| EXERCISE |
Everything in the listing below must be reproduced exactly, apart from its images.

| RECORDS FOR THIS TASK |
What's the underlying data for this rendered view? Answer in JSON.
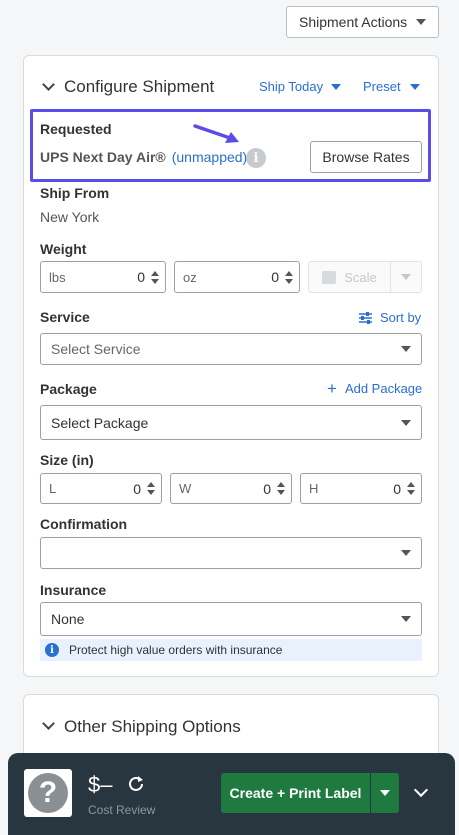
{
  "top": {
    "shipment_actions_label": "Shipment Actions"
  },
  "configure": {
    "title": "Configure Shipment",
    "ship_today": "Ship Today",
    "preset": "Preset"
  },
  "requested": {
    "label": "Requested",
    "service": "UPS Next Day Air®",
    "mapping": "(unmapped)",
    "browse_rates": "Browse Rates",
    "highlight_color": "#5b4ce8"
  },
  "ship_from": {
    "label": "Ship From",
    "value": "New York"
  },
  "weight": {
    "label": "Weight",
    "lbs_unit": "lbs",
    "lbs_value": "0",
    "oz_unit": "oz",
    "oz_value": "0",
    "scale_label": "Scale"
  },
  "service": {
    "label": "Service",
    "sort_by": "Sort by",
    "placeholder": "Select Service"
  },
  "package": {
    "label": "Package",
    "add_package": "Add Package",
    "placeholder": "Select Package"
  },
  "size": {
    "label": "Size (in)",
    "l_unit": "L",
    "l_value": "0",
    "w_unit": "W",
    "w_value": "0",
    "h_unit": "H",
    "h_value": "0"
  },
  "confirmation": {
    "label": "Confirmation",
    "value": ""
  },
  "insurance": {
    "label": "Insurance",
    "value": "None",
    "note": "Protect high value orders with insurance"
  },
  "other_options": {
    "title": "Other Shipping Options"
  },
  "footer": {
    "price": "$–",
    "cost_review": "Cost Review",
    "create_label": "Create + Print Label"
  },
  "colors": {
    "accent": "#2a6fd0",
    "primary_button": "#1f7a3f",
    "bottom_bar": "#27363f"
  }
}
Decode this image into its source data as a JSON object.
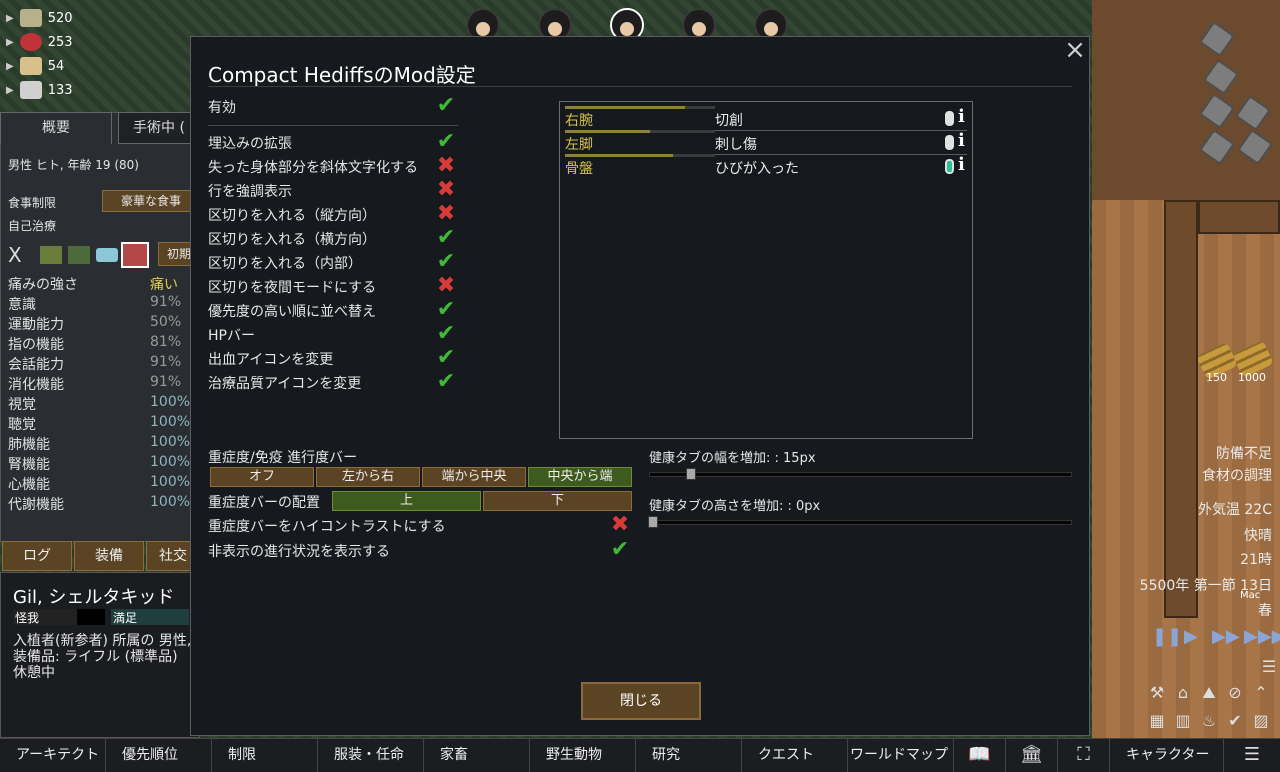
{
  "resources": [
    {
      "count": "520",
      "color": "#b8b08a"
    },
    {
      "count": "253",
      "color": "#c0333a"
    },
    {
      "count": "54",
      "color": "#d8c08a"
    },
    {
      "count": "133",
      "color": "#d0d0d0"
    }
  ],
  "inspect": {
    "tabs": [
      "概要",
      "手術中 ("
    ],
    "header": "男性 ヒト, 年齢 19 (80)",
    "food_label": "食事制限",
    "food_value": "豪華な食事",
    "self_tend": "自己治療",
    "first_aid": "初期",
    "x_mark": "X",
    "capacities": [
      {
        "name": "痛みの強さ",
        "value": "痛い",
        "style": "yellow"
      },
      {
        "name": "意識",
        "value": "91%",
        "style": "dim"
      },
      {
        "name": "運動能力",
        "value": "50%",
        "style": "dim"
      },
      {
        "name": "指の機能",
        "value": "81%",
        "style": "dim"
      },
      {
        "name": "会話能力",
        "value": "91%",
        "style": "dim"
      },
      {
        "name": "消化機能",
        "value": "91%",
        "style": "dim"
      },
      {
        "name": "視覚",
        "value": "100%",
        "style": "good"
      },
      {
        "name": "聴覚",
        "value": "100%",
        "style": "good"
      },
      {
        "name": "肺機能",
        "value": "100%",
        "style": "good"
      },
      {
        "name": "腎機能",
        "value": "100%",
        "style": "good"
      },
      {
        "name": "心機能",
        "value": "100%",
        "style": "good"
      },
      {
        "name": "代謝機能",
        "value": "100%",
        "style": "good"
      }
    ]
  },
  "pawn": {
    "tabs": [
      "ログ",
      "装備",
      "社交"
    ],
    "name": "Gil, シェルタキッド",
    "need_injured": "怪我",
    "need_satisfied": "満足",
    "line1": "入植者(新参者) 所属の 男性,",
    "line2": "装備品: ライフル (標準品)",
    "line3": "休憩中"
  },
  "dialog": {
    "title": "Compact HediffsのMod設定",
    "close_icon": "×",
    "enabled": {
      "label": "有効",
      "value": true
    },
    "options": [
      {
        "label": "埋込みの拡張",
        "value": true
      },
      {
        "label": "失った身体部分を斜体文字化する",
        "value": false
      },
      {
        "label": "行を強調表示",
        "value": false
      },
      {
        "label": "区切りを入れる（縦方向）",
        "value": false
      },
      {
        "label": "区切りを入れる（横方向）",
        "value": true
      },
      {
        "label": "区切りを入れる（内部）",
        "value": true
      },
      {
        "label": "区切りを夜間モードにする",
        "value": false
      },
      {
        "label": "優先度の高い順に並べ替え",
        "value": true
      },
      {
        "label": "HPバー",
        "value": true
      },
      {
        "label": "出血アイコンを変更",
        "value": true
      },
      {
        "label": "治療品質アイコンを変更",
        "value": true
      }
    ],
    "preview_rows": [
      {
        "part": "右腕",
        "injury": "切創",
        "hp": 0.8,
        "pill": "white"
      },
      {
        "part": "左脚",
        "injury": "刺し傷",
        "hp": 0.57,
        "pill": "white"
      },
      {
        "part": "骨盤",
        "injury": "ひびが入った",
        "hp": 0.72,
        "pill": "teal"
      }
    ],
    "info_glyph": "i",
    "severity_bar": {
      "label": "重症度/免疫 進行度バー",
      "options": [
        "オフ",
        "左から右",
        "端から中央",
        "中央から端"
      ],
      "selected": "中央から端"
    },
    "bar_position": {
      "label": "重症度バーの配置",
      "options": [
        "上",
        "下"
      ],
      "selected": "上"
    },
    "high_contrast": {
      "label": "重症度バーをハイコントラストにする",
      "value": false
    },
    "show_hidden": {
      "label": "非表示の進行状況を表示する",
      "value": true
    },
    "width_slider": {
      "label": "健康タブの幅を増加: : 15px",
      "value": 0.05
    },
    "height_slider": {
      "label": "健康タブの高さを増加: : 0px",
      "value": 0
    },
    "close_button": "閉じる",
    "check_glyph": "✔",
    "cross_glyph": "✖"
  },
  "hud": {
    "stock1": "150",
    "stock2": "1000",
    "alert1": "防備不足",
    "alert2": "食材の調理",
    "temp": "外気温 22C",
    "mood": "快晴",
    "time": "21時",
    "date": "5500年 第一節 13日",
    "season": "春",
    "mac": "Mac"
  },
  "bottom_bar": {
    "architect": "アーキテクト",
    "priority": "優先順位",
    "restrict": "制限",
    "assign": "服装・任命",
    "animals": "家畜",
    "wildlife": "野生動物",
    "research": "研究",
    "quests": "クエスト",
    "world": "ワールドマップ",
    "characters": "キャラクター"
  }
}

| COMPLETED EXERCISE |
What's the underlying data for this rendered view? Answer in JSON.
{
  "top": {
    "shipment_actions_label": "Shipment Actions"
  },
  "configure": {
    "title": "Configure Shipment",
    "ship_today": "Ship Today",
    "preset": "Preset"
  },
  "requested": {
    "label": "Requested",
    "service": "UPS Next Day Air®",
    "mapping": "(unmapped)",
    "browse_rates": "Browse Rates",
    "highlight_color": "#5b4ce8"
  },
  "ship_from": {
    "label": "Ship From",
    "value": "New York"
  },
  "weight": {
    "label": "Weight",
    "lbs_unit": "lbs",
    "lbs_value": "0",
    "oz_unit": "oz",
    "oz_value": "0",
    "scale_label": "Scale"
  },
  "service": {
    "label": "Service",
    "sort_by": "Sort by",
    "placeholder": "Select Service"
  },
  "package": {
    "label": "Package",
    "add_package": "Add Package",
    "placeholder": "Select Package"
  },
  "size": {
    "label": "Size (in)",
    "l_unit": "L",
    "l_value": "0",
    "w_unit": "W",
    "w_value": "0",
    "h_unit": "H",
    "h_value": "0"
  },
  "confirmation": {
    "label": "Confirmation",
    "value": ""
  },
  "insurance": {
    "label": "Insurance",
    "value": "None",
    "note": "Protect high value orders with insurance"
  },
  "other_options": {
    "title": "Other Shipping Options"
  },
  "footer": {
    "price": "$–",
    "cost_review": "Cost Review",
    "create_label": "Create + Print Label"
  },
  "colors": {
    "accent": "#2a6fd0",
    "primary_button": "#1f7a3f",
    "bottom_bar": "#27363f"
  }
}
Decode this image into its source data as a JSON object.
{
  "resources": [
    {
      "count": "520",
      "color": "#b8b08a"
    },
    {
      "count": "253",
      "color": "#c0333a"
    },
    {
      "count": "54",
      "color": "#d8c08a"
    },
    {
      "count": "133",
      "color": "#d0d0d0"
    }
  ],
  "inspect": {
    "tabs": [
      "概要",
      "手術中 ("
    ],
    "header": "男性 ヒト, 年齢 19 (80)",
    "food_label": "食事制限",
    "food_value": "豪華な食事",
    "self_tend": "自己治療",
    "first_aid": "初期",
    "x_mark": "X",
    "capacities": [
      {
        "name": "痛みの強さ",
        "value": "痛い",
        "style": "yellow"
      },
      {
        "name": "意識",
        "value": "91%",
        "style": "dim"
      },
      {
        "name": "運動能力",
        "value": "50%",
        "style": "dim"
      },
      {
        "name": "指の機能",
        "value": "81%",
        "style": "dim"
      },
      {
        "name": "会話能力",
        "value": "91%",
        "style": "dim"
      },
      {
        "name": "消化機能",
        "value": "91%",
        "style": "dim"
      },
      {
        "name": "視覚",
        "value": "100%",
        "style": "good"
      },
      {
        "name": "聴覚",
        "value": "100%",
        "style": "good"
      },
      {
        "name": "肺機能",
        "value": "100%",
        "style": "good"
      },
      {
        "name": "腎機能",
        "value": "100%",
        "style": "good"
      },
      {
        "name": "心機能",
        "value": "100%",
        "style": "good"
      },
      {
        "name": "代謝機能",
        "value": "100%",
        "style": "good"
      }
    ]
  },
  "pawn": {
    "tabs": [
      "ログ",
      "装備",
      "社交"
    ],
    "name": "Gil, シェルタキッド",
    "need_injured": "怪我",
    "need_satisfied": "満足",
    "line1": "入植者(新参者) 所属の 男性,",
    "line2": "装備品: ライフル (標準品)",
    "line3": "休憩中"
  },
  "dialog": {
    "title": "Compact HediffsのMod設定",
    "close_icon": "×",
    "enabled": {
      "label": "有効",
      "value": true
    },
    "options": [
      {
        "label": "埋込みの拡張",
        "value": true
      },
      {
        "label": "失った身体部分を斜体文字化する",
        "value": false
      },
      {
        "label": "行を強調表示",
        "value": false
      },
      {
        "label": "区切りを入れる（縦方向）",
        "value": false
      },
      {
        "label": "区切りを入れる（横方向）",
        "value": true
      },
      {
        "label": "区切りを入れる（内部）",
        "value": true
      },
      {
        "label": "区切りを夜間モードにする",
        "value": false
      },
      {
        "label": "優先度の高い順に並べ替え",
        "value": true
      },
      {
        "label": "HPバー",
        "value": true
      },
      {
        "label": "出血アイコンを変更",
        "value": true
      },
      {
        "label": "治療品質アイコンを変更",
        "value": true
      }
    ],
    "preview_rows": [
      {
        "part": "右腕",
        "injury": "切創",
        "hp": 0.8,
        "pill": "white"
      },
      {
        "part": "左脚",
        "injury": "刺し傷",
        "hp": 0.57,
        "pill": "white"
      },
      {
        "part": "骨盤",
        "injury": "ひびが入った",
        "hp": 0.72,
        "pill": "teal"
      }
    ],
    "info_glyph": "i",
    "severity_bar": {
      "label": "重症度/免疫 進行度バー",
      "options": [
        "オフ",
        "左から右",
        "端から中央",
        "中央から端"
      ],
      "selected": "中央から端"
    },
    "bar_position": {
      "label": "重症度バーの配置",
      "options": [
        "上",
        "下"
      ],
      "selected": "上"
    },
    "high_contrast": {
      "label": "重症度バーをハイコントラストにする",
      "value": false
    },
    "show_hidden": {
      "label": "非表示の進行状況を表示する",
      "value": true
    },
    "width_slider": {
      "label": "健康タブの幅を増加: : 15px",
      "value": 0.05
    },
    "height_slider": {
      "label": "健康タブの高さを増加: : 0px",
      "value": 0
    },
    "close_button": "閉じる",
    "check_glyph": "✔",
    "cross_glyph": "✖"
  },
  "hud": {
    "stock1": "150",
    "stock2": "1000",
    "alert1": "防備不足",
    "alert2": "食材の調理",
    "temp": "外気温 22C",
    "mood": "快晴",
    "time": "21時",
    "date": "5500年 第一節 13日",
    "season": "春",
    "mac": "Mac"
  },
  "bottom_bar": {
    "architect": "アーキテクト",
    "priority": "優先順位",
    "restrict": "制限",
    "assign": "服装・任命",
    "animals": "家畜",
    "wildlife": "野生動物",
    "research": "研究",
    "quests": "クエスト",
    "world": "ワールドマップ",
    "characters": "キャラクター"
  }
}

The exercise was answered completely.